Today is our dad's 65th birthday, or would have been if he had not died almost two years ago. It's a strange moment when you realize that your parents had lives before you, stranger still when those lives become distant and mysterious and, ultimately, unknowable. And, I suppose, even stranger when you never had a sense of those lives even as they intertwined with your own. From the time I was old enough to think things like this, I always thought of my father as a ghost in our lives.
I was a dark fourteen-year-old. Well, who wasn't?
If you've lost someone, you know that in the aftermath everything the person wore, touched, or looked upon becomes precious. Everything becomes a relic, and you want it all because that's what remains. Sometimes those things are enough, like the denim jacket that still smells like his cigarettes. Sometimes I think I could smell it forever.
But the physical items are more like snapshots than anything else. They might evoke a memory, which can be wonderful; they might be imbued with an essential quality of the person who once owned them, but they don't go beyond that. What you need are stories.
Unfortunately, there aren't many stories about my dad. I suppose people stop telling stories because they're too painful, or because they can't remember--because it's been 40 years and those moments didn't seem important at the time. Or maybe there are no good things left to tell. Maybe they want to hold something back. Maybe they don't see the point in telling. Or maybe we just haven't asked the right people. For whatever reason, what we have--this random information--is more than likely inflated, fragmented, mangled by our memories and the memories of others, utterly unverifiable.
Here's what I think I know:

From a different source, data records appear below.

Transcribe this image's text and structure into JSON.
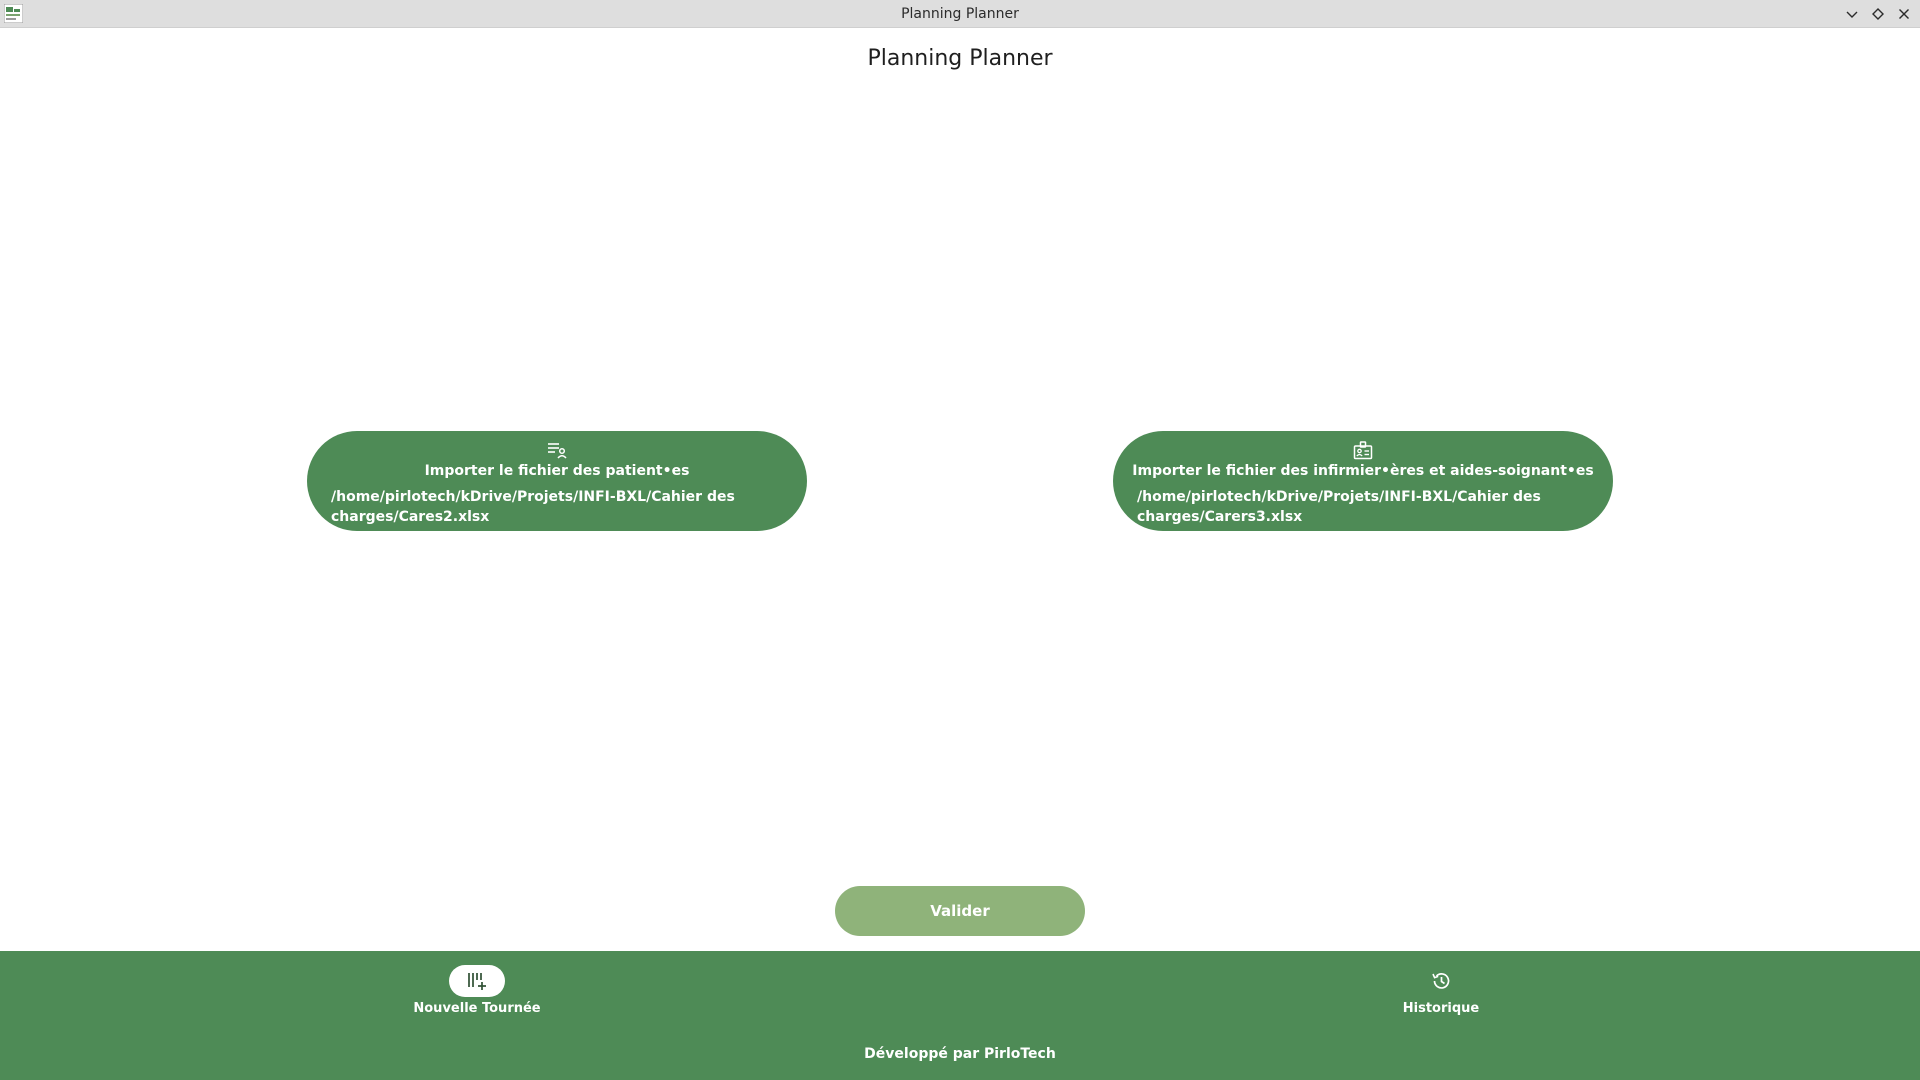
{
  "window": {
    "title": "Planning Planner",
    "controls": [
      "minimize-icon",
      "maximize-icon",
      "close-icon"
    ]
  },
  "page": {
    "title": "Planning Planner"
  },
  "imports": {
    "patients": {
      "label": "Importer le fichier des patient•es",
      "path": "/home/pirlotech/kDrive/Projets/INFI-BXL/Cahier des charges/Cares2.xlsx",
      "icon": "person-list-icon"
    },
    "carers": {
      "label": "Importer le fichier des infirmier•ères et aides-soignant•es",
      "path": "/home/pirlotech/kDrive/Projets/INFI-BXL/Cahier des charges/Carers3.xlsx",
      "icon": "badge-icon"
    }
  },
  "actions": {
    "validate_label": "Valider"
  },
  "nav": {
    "items": [
      {
        "label": "Nouvelle Tournée",
        "icon": "new-tour-icon",
        "active": true
      },
      {
        "label": "Historique",
        "icon": "history-icon",
        "active": false
      }
    ]
  },
  "footer": {
    "credit": "Développé par PirloTech"
  },
  "colors": {
    "primary": "#4e8b56",
    "disabled_button": "#8fb37a",
    "titlebar": "#dedede"
  }
}
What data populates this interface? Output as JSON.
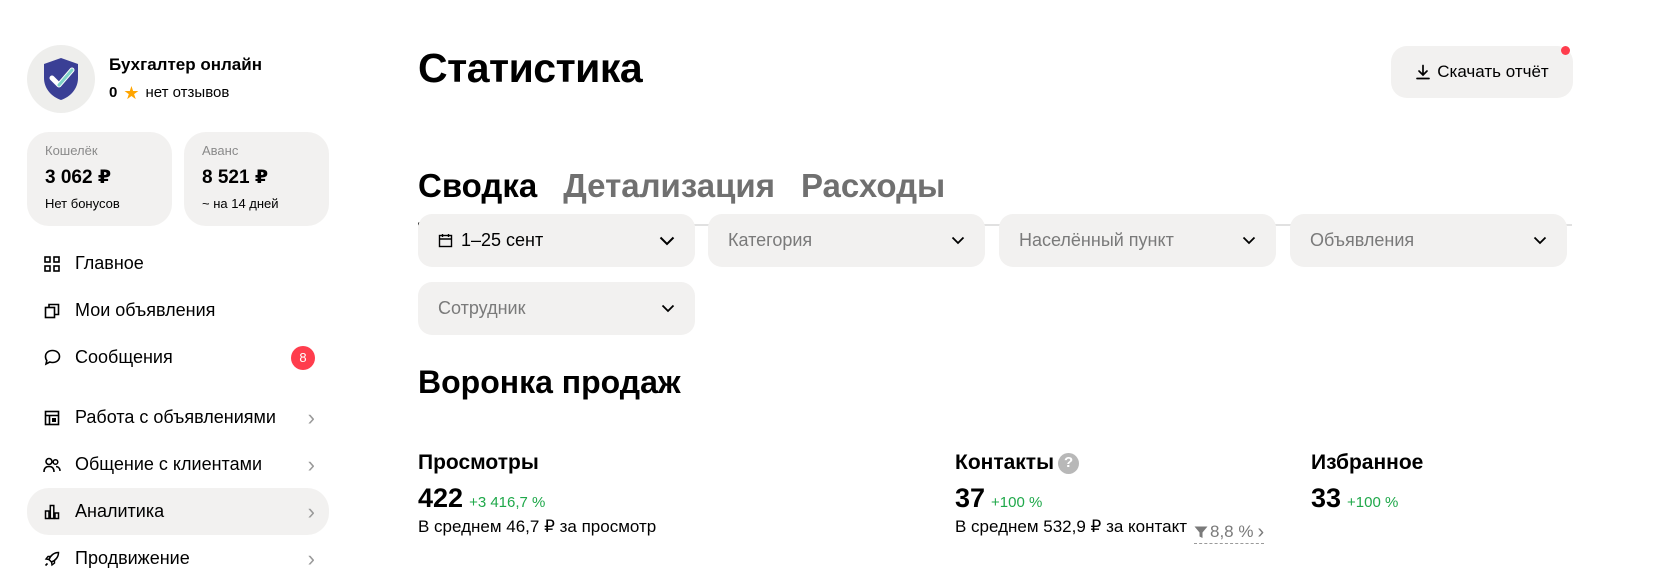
{
  "profile": {
    "name": "Бухгалтер онлайн",
    "rating_value": "0",
    "rating_text": "нет отзывов"
  },
  "wallet": {
    "label": "Кошелёк",
    "value": "3 062 ₽",
    "sub": "Нет бонусов"
  },
  "advance": {
    "label": "Аванс",
    "value": "8 521 ₽",
    "sub": "~ на 14 дней"
  },
  "nav": {
    "items": [
      {
        "label": "Главное",
        "icon": "grid-icon"
      },
      {
        "label": "Мои объявления",
        "icon": "copy-icon"
      },
      {
        "label": "Сообщения",
        "icon": "chat-bubble-icon",
        "badge": "8"
      },
      {
        "label": "Работа с объявлениями",
        "icon": "listing-work-icon"
      },
      {
        "label": "Общение с клиентами",
        "icon": "people-icon"
      },
      {
        "label": "Аналитика",
        "icon": "bar-chart-icon"
      },
      {
        "label": "Продвижение",
        "icon": "rocket-icon"
      }
    ]
  },
  "page": {
    "title": "Статистика",
    "download_label": "Скачать отчёт"
  },
  "tabs": [
    "Сводка",
    "Детализация",
    "Расходы"
  ],
  "filters": {
    "period": "1–25 сент",
    "category": "Категория",
    "location": "Населённый пункт",
    "ads": "Объявления",
    "employee": "Сотрудник"
  },
  "funnel": {
    "title": "Воронка продаж",
    "views": {
      "title": "Просмотры",
      "value": "422",
      "delta": "+3 416,7 %",
      "sub": "В среднем 46,7 ₽ за просмотр"
    },
    "conversion": "8,8 %",
    "contacts": {
      "title": "Контакты",
      "value": "37",
      "delta": "+100 %",
      "sub": "В среднем 532,9 ₽ за контакт"
    },
    "favorites": {
      "title": "Избранное",
      "value": "33",
      "delta": "+100 %"
    }
  },
  "colors": {
    "accent_red": "#ff3d4d",
    "positive_green": "#1fa84a",
    "surface": "#f2f1f0"
  }
}
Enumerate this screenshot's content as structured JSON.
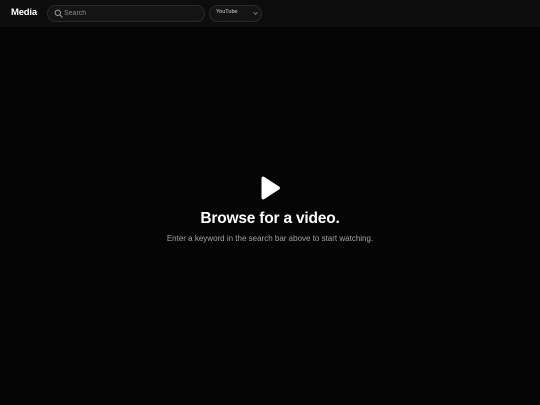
{
  "header": {
    "brand": "Media",
    "search": {
      "placeholder": "Search",
      "value": ""
    },
    "source_select": {
      "selected": "YouTube"
    }
  },
  "empty_state": {
    "title": "Browse for a video.",
    "subtitle": "Enter a keyword in the search bar above to start watching."
  },
  "icons": {
    "search": "search-icon",
    "chevron": "chevron-down-icon",
    "play": "play-icon"
  },
  "colors": {
    "background": "#050505",
    "topbar": "#0d0d0d",
    "text_primary": "#ffffff",
    "text_secondary": "#a3a3a3"
  }
}
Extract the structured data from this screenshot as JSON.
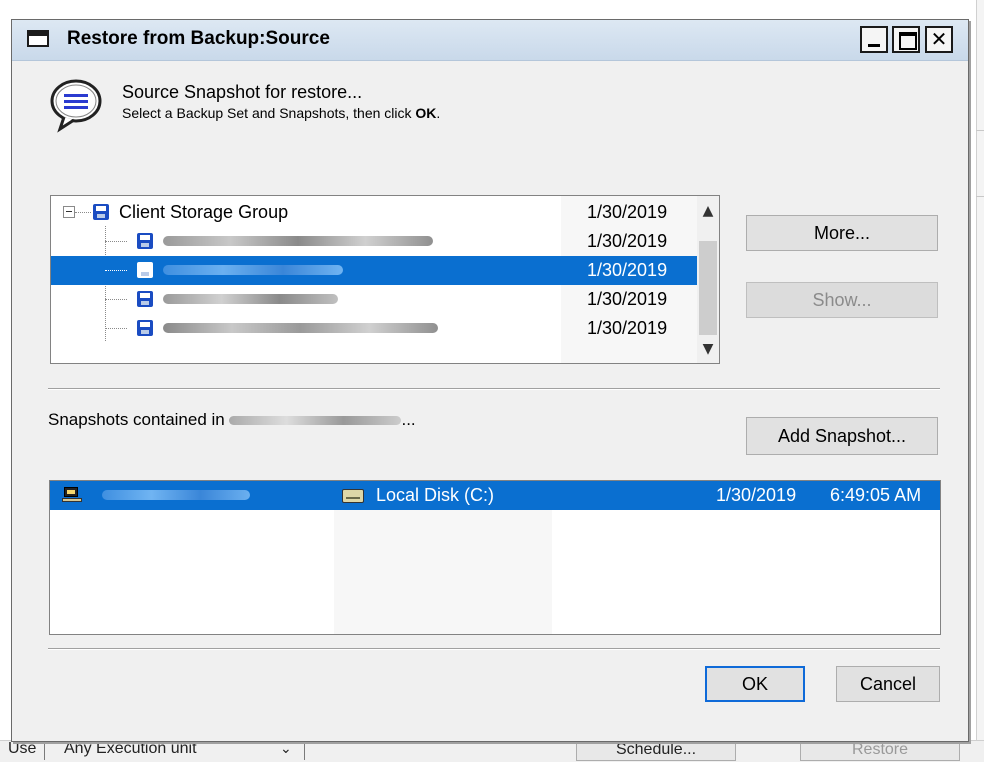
{
  "background": {
    "bottom_bar": [
      "Use",
      "Any Execution unit",
      "Schedule...",
      "Restore"
    ]
  },
  "dialog": {
    "title": "Restore from Backup:Source",
    "window_controls": {
      "minimize": "",
      "maximize": "",
      "close": "✕"
    },
    "header": {
      "title": "Source Snapshot for restore...",
      "subtitle_prefix": "Select a Backup Set and Snapshots, then click ",
      "subtitle_bold": "OK",
      "subtitle_suffix": "."
    },
    "tree": {
      "root": {
        "label": "Client Storage Group",
        "date": "1/30/2019"
      },
      "children": [
        {
          "date": "1/30/2019",
          "selected": false
        },
        {
          "date": "1/30/2019",
          "selected": true
        },
        {
          "date": "1/30/2019",
          "selected": false
        },
        {
          "date": "1/30/2019",
          "selected": false
        }
      ],
      "scroll_up": "▲",
      "scroll_down": "▼"
    },
    "buttons": {
      "more": "More...",
      "show": "Show...",
      "add_snapshot": "Add Snapshot...",
      "ok": "OK",
      "cancel": "Cancel"
    },
    "snapshots_label_prefix": "Snapshots contained in ",
    "snapshots_label_suffix": "...",
    "snapshots": [
      {
        "volume": "Local Disk (C:)",
        "date": "1/30/2019",
        "time": "6:49:05 AM",
        "selected": true
      }
    ]
  }
}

He used the word capricious. He's been cross-country skiing. He was a cancer survivor. He answered his cell phone yo when his friends called. He would never have admitted they were his friends. He was an Army medic but never made it to Vietnam. He could make anything from a piece of wood. He had a brother who died at birth and who was meant to have his name. He worked on an oil rig in Louisiana. He skipped school, wrecked cars, smoked and drank. He wore cowboy boots whenever he wasn't in combat boots. He went white water rafting in Germany. He pointed a gun at a man during the race riots in DC. He crawled, with my mother, into a diamond mine run by two brothers in the South. He worked at the Pentagon. He advised generals. He often felt unworthy of praise. He had a pair of iguanas named Antony & Cleopatra. He smirked. He wore a pink tuxedo shirt on his wedding day.